Requirement: For the records below, tally the lines that contain "Self" and give only that number.

Records provided:
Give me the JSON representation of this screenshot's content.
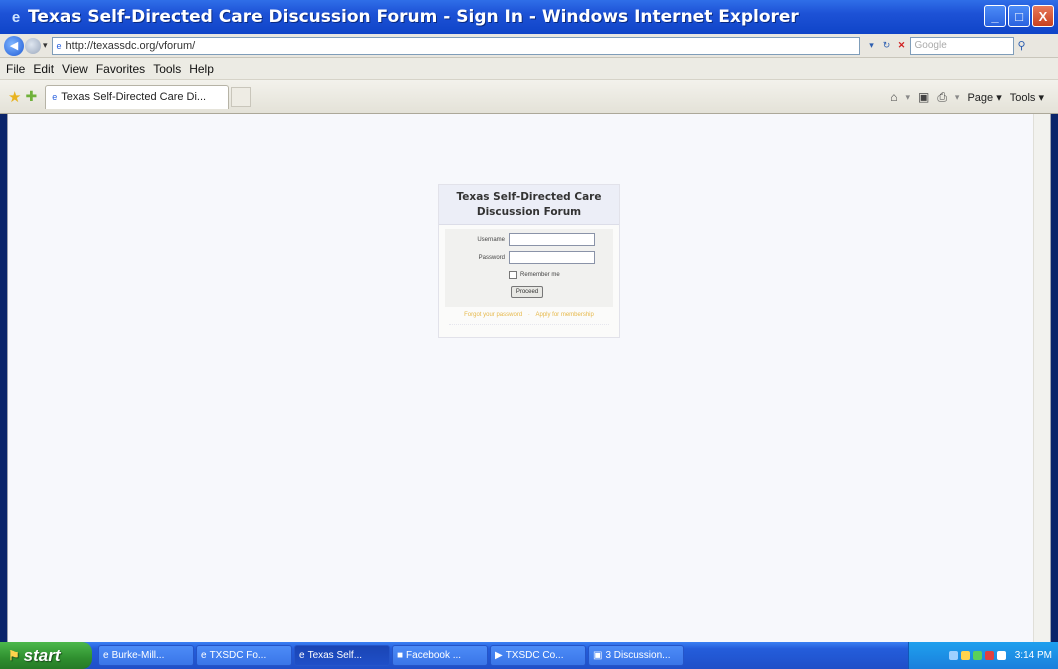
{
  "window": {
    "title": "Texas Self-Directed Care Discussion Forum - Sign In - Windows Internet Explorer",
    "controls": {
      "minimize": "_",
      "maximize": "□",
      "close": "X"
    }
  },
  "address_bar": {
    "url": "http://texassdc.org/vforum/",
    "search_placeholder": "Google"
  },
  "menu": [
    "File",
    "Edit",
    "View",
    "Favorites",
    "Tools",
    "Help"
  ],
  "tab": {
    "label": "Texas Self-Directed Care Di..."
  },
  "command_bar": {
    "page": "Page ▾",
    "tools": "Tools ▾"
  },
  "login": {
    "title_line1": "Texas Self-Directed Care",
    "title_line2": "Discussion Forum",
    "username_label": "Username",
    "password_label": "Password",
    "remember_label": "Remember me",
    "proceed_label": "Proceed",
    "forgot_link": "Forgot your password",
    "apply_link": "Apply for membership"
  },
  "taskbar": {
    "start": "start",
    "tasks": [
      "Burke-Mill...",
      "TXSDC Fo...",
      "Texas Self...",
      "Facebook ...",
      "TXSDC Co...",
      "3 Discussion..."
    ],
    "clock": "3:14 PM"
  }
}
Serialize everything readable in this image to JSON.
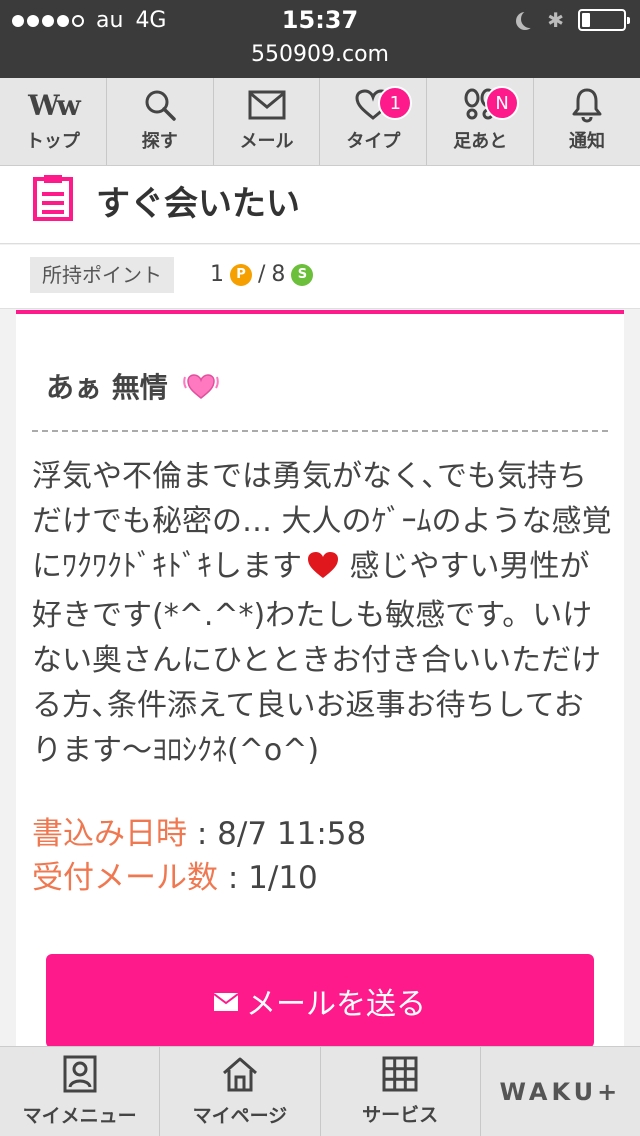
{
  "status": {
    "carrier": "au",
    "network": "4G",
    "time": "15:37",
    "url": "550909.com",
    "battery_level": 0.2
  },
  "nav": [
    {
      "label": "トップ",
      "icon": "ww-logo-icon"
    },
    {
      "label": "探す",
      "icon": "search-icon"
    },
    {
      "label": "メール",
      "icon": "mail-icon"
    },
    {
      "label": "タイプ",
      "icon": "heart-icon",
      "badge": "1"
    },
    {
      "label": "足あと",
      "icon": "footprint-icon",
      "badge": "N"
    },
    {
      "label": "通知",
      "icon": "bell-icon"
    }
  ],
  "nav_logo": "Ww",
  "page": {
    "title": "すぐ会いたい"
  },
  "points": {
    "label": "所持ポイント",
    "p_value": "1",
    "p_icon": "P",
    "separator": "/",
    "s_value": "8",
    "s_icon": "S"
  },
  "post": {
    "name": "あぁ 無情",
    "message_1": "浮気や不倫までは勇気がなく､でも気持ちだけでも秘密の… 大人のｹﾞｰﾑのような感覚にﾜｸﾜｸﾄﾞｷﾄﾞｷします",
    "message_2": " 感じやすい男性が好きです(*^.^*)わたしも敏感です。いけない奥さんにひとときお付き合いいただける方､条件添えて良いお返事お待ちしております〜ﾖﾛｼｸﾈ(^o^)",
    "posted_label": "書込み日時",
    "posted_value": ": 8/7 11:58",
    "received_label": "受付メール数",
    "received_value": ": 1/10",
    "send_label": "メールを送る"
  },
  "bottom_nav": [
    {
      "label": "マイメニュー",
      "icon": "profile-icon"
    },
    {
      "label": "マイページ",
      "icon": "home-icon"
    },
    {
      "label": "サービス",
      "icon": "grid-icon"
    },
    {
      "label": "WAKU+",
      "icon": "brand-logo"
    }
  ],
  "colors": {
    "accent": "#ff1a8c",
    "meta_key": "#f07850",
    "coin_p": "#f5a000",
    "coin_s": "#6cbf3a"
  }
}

Task response: 4